    The survey of state WIOA administrators will collect information on which measures are being used by States, including National Pilot measures and alternate measures, progress made in implementing those measures, and how those measures are being used beyond required federal reporting.

    The survey of a sample of employers will document businesses' understanding of employer services from the workforce system and what it means for those services to be effective. The sample of employers will be drawn from DirectEmployers members, NASWA Business of the Year Award Winners, and others recommended by NASWA.

    The site visits to a selection of approximately eight States are intended to allow a deeper understanding of why particular measures were selected, progress in implementing performance measures, and related challenges. This fieldwork will include semi-structured interviews and focus groups. The States will be selected based on the results of the survey and other study knowledge, to include a mix of locations in terms of geographic region, performance measures being used, and status of implementation. Semi-structured interviews with a selection of approximately eight employers are intended to more fully explore issues of interest that emerge from the employer survey responses. Employer interview respondents will be selected based on survey responses as well as suggestions from NASWA regarding employers with particularly strong experience engaging with the workforce system.

    II. Desired Focus of Comments

    Currently, DOL is soliciting comments concerning the above data collection for the analysis of employer performance measurement approaches. DOL is particularly interested in comments that do the following:

    • Evaluate whether the proposed collection of information is necessary for the proper performance of the functions of the agency related to employer services, including whether the information will have practical utility;

    • evaluate the accuracy of the agency's estimate of the burden of the ICR to survey and fieldwork respondents, including the validity of the study approach and assumptions used;

    • enhance the quality, utility, and clarity of the information to be collected; and

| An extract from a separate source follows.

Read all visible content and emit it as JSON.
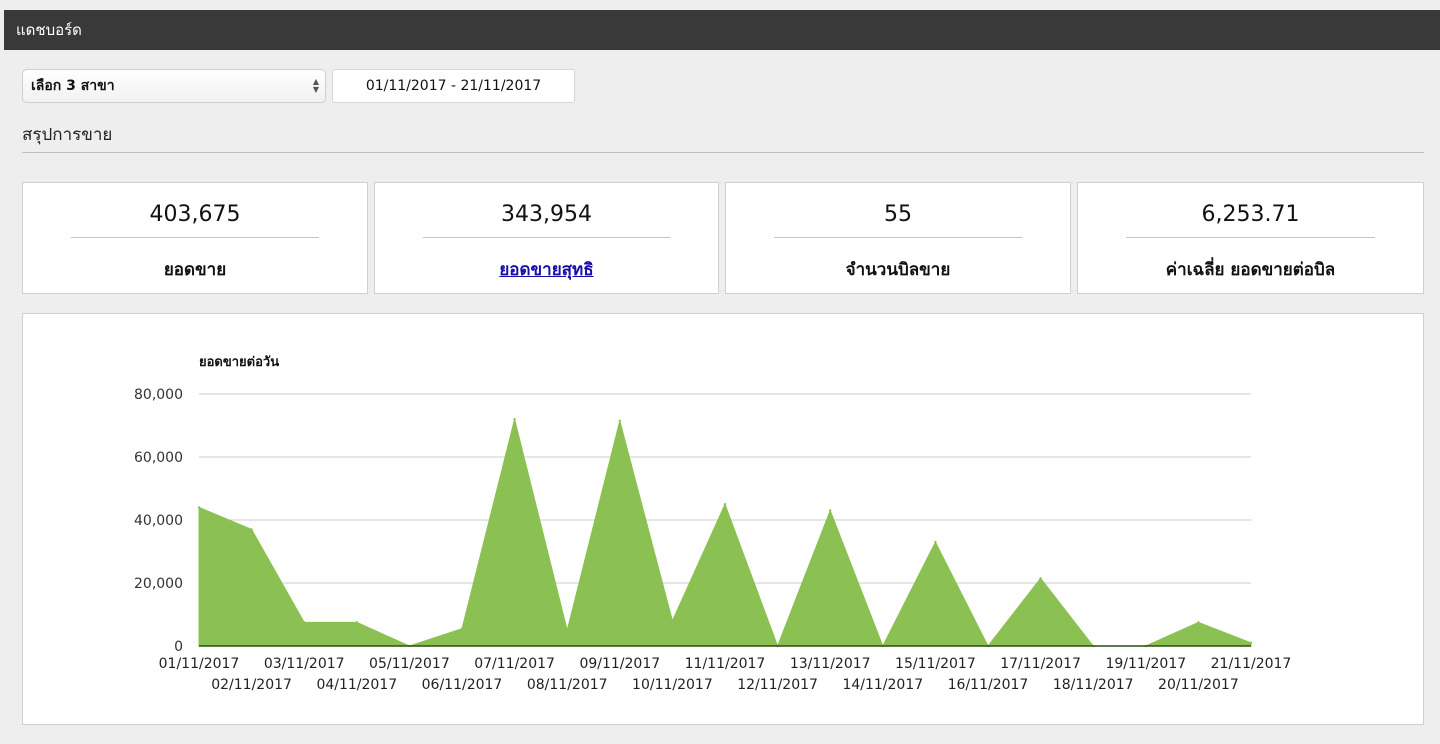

    • minimize the burden of the information collection on respondents, including the use of appropriate automated, electronic, mechanical, or other technological collection techniques or other forms of information technology (e.g., permitting electronic submission of responses).

    Table 1—Estimated Time Burden Information collection activity Total
  • number of
  • respondents
  • Annual
  • number of
  • respondents
  • Number of
  • responses per
  • respondent
  • Average
  • burden per
  • response
  • (hours)
  • Annual
  • burden hours
  • Survey—State WIOA Administrator a 43 14 1 0.75 11 Survey—Employer b 474 158